Sloan Huebner

Students sit and stand during the daily Pledge of Allegiance.

From the football field to the classroom, nothing can truly commence until the American flag is recognized. Amid the recent controversy in the NFL, student habits during the Pledge of Allegiance have taken center stage. Whether they choose to sit or stand, their actions are an expression of their rights and beliefs as individuals.

White Station’s diverse student population has resulted in a wide range of beliefs and opinions about America’s Pledge all over campus. Luke Nalos (9) chooses to voice his love for America by standing up and saying the pledge every morning.

“I do this cause I love America,” Nalos said. “It’s my country-it’s a beautiful country.”

Although he chooses to honor the flag, he is not offended by actions unlike his own.

“I just care about my feelings and my emotions,” Nalos said. “I think everybody should have the right to speak their mind.”
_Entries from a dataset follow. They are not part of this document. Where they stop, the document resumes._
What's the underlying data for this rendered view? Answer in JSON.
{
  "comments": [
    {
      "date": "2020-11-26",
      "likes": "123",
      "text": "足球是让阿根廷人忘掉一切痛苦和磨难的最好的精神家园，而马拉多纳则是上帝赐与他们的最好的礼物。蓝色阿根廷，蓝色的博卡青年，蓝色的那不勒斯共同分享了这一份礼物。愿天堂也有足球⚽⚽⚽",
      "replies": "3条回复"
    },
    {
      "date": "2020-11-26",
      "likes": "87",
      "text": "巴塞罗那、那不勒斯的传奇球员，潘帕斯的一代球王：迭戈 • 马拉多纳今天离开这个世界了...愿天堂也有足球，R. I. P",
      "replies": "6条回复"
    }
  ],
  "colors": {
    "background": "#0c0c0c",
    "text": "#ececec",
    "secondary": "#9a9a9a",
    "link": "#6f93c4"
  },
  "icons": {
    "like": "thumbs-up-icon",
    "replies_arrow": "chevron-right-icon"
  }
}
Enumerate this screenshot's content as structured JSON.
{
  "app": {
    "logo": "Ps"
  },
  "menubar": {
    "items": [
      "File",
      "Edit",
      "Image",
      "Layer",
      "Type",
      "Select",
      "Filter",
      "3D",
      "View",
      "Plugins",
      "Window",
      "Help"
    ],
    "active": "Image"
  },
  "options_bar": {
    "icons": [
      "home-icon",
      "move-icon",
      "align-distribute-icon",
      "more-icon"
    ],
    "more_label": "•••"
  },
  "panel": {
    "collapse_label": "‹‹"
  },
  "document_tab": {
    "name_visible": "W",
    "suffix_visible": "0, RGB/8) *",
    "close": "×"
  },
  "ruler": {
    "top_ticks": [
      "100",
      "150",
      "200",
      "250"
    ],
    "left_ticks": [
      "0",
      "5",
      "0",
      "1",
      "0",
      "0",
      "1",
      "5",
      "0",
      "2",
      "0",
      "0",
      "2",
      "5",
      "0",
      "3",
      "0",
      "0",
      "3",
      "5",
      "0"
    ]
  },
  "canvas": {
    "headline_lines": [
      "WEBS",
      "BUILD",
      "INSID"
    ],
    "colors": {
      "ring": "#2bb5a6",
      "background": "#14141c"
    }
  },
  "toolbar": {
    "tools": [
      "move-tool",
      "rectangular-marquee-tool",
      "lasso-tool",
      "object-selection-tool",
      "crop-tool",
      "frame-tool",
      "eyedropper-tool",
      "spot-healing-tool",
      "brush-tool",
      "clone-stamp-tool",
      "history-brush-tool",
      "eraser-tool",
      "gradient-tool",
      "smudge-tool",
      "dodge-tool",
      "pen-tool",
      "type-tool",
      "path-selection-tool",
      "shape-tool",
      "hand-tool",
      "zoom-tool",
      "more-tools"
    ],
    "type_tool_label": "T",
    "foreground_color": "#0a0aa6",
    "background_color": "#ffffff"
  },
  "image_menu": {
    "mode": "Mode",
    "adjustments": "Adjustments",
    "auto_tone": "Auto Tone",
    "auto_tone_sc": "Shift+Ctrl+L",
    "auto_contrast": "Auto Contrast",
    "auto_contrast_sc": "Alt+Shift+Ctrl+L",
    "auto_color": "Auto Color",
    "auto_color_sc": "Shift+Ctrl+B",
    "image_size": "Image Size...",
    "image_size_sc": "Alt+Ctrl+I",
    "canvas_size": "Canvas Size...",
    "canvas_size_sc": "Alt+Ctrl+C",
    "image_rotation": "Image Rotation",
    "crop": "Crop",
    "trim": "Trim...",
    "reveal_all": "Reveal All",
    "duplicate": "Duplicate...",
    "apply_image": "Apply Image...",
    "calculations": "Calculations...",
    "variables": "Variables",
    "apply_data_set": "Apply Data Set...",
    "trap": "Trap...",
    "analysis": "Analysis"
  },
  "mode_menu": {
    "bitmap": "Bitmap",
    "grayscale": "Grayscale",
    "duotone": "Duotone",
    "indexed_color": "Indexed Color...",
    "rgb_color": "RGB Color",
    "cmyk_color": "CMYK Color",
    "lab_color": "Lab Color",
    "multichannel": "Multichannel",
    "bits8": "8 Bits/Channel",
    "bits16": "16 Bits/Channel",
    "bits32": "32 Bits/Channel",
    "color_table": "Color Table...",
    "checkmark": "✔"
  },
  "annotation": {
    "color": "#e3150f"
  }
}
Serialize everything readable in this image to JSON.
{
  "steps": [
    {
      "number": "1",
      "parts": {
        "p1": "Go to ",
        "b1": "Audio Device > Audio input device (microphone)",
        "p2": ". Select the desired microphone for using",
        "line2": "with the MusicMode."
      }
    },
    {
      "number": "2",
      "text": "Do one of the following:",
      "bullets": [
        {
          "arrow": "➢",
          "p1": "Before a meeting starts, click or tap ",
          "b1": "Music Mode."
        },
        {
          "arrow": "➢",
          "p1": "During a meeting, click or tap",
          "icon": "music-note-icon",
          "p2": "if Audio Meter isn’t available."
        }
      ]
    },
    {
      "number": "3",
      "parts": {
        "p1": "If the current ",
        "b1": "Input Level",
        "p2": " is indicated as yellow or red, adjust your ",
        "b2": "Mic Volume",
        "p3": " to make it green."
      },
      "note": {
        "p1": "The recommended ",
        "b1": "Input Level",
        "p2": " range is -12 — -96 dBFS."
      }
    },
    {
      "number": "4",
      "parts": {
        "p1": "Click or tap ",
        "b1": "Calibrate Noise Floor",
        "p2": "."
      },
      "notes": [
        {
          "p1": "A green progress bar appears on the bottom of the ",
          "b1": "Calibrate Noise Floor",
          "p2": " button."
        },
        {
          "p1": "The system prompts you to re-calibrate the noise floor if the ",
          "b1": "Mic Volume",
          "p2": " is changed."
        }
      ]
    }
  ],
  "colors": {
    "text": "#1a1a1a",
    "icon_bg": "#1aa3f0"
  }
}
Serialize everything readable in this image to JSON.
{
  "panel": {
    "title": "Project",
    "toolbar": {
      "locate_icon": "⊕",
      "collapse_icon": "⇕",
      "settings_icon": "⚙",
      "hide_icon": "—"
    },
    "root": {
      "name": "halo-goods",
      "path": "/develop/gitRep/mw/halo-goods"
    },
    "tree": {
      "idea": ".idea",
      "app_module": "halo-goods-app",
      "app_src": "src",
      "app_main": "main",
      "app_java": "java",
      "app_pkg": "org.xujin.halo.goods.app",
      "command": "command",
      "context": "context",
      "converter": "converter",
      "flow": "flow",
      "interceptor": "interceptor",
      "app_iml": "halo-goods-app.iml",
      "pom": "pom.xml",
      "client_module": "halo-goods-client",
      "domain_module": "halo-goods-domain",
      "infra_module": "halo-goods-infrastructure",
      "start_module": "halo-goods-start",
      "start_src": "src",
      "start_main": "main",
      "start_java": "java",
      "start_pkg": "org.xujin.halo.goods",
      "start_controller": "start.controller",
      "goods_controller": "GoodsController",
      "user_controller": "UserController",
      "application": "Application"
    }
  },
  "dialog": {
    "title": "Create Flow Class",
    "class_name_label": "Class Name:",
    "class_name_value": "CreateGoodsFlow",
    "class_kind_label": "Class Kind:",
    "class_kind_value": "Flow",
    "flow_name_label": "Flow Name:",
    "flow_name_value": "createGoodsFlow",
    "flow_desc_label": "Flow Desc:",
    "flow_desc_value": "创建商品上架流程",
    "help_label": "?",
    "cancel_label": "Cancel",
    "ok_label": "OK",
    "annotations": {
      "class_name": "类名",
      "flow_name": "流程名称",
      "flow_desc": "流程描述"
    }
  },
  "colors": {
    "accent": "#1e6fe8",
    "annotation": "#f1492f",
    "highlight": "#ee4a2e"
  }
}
While some agree completely with fully honoring the pledge, others feel that its meaning is not carried out in society today. Kiersten Horton (12) chooses to respect the flag but does not believe in the pledge’s validity.

“I don’t completely think that all that is said in the pledge is really practiced,” Horton said. “Like equality-we claim it, but it’s not really practiced as a whole.”

Rino Watanabe (11) shares the same stance but chooses to sit as her form of disagreement.

“I think that if you’re going to stand up for the Pledge of Allegiance, you should be 100% for it,” Watanabe said.

In addition, Watanabe believes that there is no true “liberty and justice for all.”

“I feel like I shouldn’t have to stand up for a country that doesn’t stand up for me,” Watanabe said.

I think the protests during the pledge and the anthem have only brought attention to the individual and not to the problem,” Yager said.Just protesting without suggesting any way to correct a situation or practice accomplishes very little. Be a solution, not a problem.”

Whether they protest the pledge or not, the issue allows students to exercise their freedoms as Americans and promotes the critical thinking necessary to shape future generations.